*What you have to do*
Pick out each line of the records that includes the string "body", and copy it.

Records excerpted from a collection

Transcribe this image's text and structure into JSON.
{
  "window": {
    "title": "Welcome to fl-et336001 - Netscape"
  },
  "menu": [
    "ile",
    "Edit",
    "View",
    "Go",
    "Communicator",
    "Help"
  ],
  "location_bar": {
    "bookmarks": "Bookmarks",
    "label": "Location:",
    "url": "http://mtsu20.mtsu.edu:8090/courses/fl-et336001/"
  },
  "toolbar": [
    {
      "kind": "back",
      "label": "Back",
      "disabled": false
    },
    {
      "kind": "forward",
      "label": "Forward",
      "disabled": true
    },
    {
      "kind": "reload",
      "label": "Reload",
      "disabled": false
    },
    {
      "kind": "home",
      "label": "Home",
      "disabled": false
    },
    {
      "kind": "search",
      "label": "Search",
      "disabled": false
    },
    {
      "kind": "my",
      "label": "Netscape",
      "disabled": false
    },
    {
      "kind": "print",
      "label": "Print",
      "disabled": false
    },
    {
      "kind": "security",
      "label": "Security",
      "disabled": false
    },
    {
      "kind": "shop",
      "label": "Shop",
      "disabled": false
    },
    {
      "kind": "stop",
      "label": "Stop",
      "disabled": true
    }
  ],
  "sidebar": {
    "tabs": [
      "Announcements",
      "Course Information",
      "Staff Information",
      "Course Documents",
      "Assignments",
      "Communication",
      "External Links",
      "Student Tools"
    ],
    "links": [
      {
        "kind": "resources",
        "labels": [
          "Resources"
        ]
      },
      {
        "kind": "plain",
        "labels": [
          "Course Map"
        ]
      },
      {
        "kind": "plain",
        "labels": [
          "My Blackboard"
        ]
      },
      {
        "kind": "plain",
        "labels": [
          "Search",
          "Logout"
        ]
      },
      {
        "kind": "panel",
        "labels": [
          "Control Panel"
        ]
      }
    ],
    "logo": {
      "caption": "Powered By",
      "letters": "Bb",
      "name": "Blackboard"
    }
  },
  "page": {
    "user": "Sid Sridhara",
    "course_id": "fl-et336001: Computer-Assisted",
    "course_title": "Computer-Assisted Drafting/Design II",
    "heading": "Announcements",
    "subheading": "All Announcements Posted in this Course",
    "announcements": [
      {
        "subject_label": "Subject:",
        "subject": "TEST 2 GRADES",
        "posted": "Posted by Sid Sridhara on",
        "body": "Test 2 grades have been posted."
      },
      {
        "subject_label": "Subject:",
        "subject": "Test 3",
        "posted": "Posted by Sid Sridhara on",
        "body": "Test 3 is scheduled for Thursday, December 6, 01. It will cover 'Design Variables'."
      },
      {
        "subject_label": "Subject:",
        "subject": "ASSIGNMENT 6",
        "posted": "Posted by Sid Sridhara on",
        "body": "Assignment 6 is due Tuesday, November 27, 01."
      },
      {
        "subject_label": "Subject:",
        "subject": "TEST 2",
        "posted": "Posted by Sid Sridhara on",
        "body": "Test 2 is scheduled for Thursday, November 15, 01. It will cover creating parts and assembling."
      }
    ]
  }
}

*Written solution*
        "body": "Test 2 grades have been posted."
        "body": "Test 3 is scheduled for Thursday, December 6, 01. It will cover 'Design Variables'."
        "body": "Assignment 6 is due Tuesday, November 27, 01."
        "body": "Test 2 is scheduled for Thursday, November 15, 01. It will cover creating parts and assembling."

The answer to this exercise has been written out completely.